Local Leaders Discuss Housing in Cap-to-Cap Trip

WASHINGTON -- Sacramento Mayor Darrell Steinberg describes the housing debacle plaguing the state right now as an existential crisis.

He made those remarks Tuesday in front of a crowd of city and business leaders from the Sacramento region who are in Washington, D.C. asking federal lawmakers for help on projects benefiting the area.

"We have an opportunity to connect the great Sacramento renaissance to everybody, including those who too often feel left out," Steinberg said.

It’s a problem many cities are grappling with. People with nowhere to go because they simply can’t afford to put a roof over their head.

"In the last five years we've had a 100 percent increase in home values in Sacramento. And all that's doing is pushing our lower income and our more vulnerable people further and further to the edge and further and further to being likely to not be able to afford an apartment, living in their car," Rancho Cordova City Councilman Donald Terry said.

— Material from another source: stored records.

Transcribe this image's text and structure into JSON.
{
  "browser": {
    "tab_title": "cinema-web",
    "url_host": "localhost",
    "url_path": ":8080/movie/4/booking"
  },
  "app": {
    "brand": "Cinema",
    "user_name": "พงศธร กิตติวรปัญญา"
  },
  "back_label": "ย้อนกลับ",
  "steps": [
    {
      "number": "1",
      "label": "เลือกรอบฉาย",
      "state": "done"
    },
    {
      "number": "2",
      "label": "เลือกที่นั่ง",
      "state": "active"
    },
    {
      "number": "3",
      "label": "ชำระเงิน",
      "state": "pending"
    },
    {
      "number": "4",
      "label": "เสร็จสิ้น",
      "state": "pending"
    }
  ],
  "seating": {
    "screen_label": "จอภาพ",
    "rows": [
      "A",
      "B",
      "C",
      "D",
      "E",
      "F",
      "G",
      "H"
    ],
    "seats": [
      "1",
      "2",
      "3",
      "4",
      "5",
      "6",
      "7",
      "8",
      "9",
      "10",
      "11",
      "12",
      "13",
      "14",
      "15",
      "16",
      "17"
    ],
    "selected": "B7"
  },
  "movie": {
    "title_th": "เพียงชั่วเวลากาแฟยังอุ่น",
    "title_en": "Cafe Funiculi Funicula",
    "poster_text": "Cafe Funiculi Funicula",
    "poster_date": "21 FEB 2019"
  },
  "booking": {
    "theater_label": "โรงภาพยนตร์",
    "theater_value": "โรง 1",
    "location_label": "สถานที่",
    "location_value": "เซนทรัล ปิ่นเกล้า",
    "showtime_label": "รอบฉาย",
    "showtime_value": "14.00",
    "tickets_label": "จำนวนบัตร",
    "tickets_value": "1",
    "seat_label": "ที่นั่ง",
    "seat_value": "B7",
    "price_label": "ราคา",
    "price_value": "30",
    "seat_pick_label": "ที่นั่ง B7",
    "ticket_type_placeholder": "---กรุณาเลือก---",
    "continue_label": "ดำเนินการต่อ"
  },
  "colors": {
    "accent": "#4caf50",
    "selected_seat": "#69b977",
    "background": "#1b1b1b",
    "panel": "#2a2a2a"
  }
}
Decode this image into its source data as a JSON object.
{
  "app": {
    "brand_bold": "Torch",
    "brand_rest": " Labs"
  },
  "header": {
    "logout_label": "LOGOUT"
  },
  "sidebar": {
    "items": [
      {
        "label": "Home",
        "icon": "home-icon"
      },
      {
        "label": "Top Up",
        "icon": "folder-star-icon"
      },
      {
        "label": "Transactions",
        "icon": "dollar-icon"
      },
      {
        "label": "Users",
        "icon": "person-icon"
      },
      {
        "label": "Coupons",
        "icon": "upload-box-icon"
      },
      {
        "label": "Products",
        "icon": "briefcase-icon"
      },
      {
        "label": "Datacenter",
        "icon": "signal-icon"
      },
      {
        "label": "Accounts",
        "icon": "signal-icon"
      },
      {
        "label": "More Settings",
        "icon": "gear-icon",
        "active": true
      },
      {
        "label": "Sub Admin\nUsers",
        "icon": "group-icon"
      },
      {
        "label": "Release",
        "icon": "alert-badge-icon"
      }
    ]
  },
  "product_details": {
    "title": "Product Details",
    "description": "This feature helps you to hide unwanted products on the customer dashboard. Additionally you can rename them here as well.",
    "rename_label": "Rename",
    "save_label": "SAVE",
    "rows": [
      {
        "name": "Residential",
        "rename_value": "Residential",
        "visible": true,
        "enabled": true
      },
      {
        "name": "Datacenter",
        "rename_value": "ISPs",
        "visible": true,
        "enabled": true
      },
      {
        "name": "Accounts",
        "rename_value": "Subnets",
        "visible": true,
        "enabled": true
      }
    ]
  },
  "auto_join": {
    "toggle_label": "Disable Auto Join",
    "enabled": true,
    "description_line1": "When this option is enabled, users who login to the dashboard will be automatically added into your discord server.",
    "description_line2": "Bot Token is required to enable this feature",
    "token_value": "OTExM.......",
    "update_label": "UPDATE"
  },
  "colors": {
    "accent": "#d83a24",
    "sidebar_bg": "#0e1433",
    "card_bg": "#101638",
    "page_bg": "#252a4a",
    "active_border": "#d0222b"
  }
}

It's a sad domino effect with life-altering consequences for families.

“After a few years, it's harder and harder to get them back into mainstream housing and to keep a job, keep your kids in school, to stay off of substances," Terry said.

Terry says that trend is not sustainable. “In housing units for low-income people, middle-income families, we're seeing some of the largest rent increases in the country," he said.

Many ask how the state got into this position and who, if anyone, is to blame.

Republican California Congressman Tom McClintock has strong answers to those questions.

"This is entirely the fault of local and state politicians who have imposed all of these costs on our housing supply and constricted that supply and it forced prices through the roof," McClintock said.

He also says federal regulation is a problem and is a common theme during meetings with Capitol-to-Capitol members who have stopped by his office, outlining the needs of the Sacramento region.

"The pitches that we are hearing right now are not so much over money but, 'Please get the federal government out of the way so that we can proceed with infrastructure projects we already have financed are ready to go,'" McClintock said.

McClintock is specifically calling out the Army Corps of Engineers.

"Its Sacramento office has been the biggest single impediment to economic development and infrastructure construction that I know of in our region," he said.

McClintock says the Trump administration is on the right path when it comes to deregulation. Steinberg also alluded to making an announcement on a housing plan in the coming weeks.